Nasdaq investors had a great year in 2003, as the index soared 50% from start to finish. From its post-bubble low of 1,114, the composite index has nearly doubled, topping out recently at 2,153.83.

I say "topping out" because in the six weeks since hitting its high, the index is down about 5.5%. It's been in the red every one of those weeks. Generally, stock charts don't influence my decision making, but I do keep my eyes on the indices. The big picture seems to be telling us to get out of Nasdaq stocks, and a quick look at the exchange's biggest companies tells a similar story.

The top five companies, by weight, in the Nasdaq 100 are Microsoft (NASDAQ:MSFT), Intel (NASDAQ:INTC), Qualcomm (NASDAQ:QCOM), Cisco Systems (NASDAQ:CSCO), and Amgen (NASDAQ:AMGN). Let's look at their recent performance.

Microsoft is down around 8% from its high, while Qualcomm is down only 3%. Amgen and Intel have fallen 12% and 15%, respectively. And the big loser, Cisco, is off 22% from its high. However, with the exception of Microsoft, all these stocks are up tremendously from the beginning of 2003, leading me to believe valuation concerns are forcing these stocks down.

Using price to earnings (P/E) as a proxy for value, I compared the big five's current valuations to where they were as of Dec. 31, 2002. At close of business yesterday, Microsoft's P/E stood at 32.3, compared to a P/E at the end of Dec. 2002 of 30.87. Intel, the big gainer last year, currently has a P/E of 34, slightly higher than the P/E of 32 at the end of 2002. Thanks to tremendous earnings growth in 2003, Cisco's P/E is down from 50 to 37, and Qualcomm's P/E is down from 79 to 54. Finally, Amgen had no P/E in 2002 because of a net loss, and currently sports a P/E of 37.

So what does all this mean? Based on a sampling of the largest Nasdaq companies, the composite is likely valued similar to, or less than, it was in the early stages of the rally. One could argue -- and I would -- that these stocks are overvalued in an absolute sense. But that didn't keep them from rising then, so why should it now?

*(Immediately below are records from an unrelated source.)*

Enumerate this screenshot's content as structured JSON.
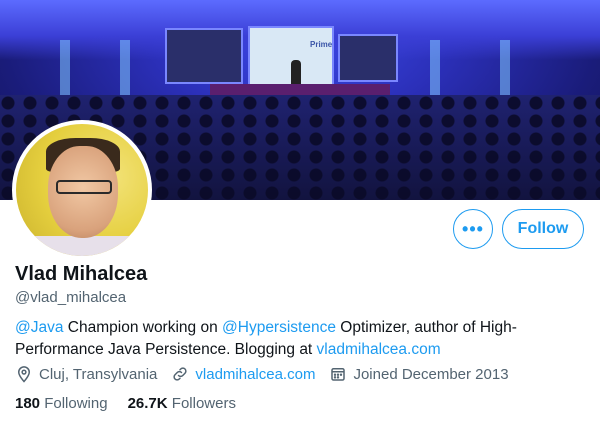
{
  "profile": {
    "name": "Vlad Mihalcea",
    "handle": "@vlad_mihalcea",
    "bio": {
      "mention_1": "@Java",
      "text_1": " Champion working on ",
      "mention_2": "@Hypersistence",
      "text_2": " Optimizer, author of High-Performance Java Persistence. Blogging at ",
      "link": "vladmihalcea.com"
    },
    "location": "Cluj, Transylvania",
    "website": "vladmihalcea.com",
    "joined": "Joined December 2013",
    "following_count": "180",
    "following_label": "Following",
    "followers_count": "26.7K",
    "followers_label": "Followers"
  },
  "banner": {
    "screen_text": "Prime"
  },
  "actions": {
    "more_label": "•••",
    "follow_label": "Follow"
  },
  "icons": {
    "location": "location-pin-icon",
    "website": "link-icon",
    "joined": "calendar-icon",
    "more": "more-dots-icon"
  },
  "colors": {
    "accent": "#1d9bf0",
    "text_primary": "#0f1419",
    "text_secondary": "#536471"
  }
}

Motley Fool contributor Chris Mallon thinks everything costs too much, but he does own shares of Microsoft through his private investment partnership.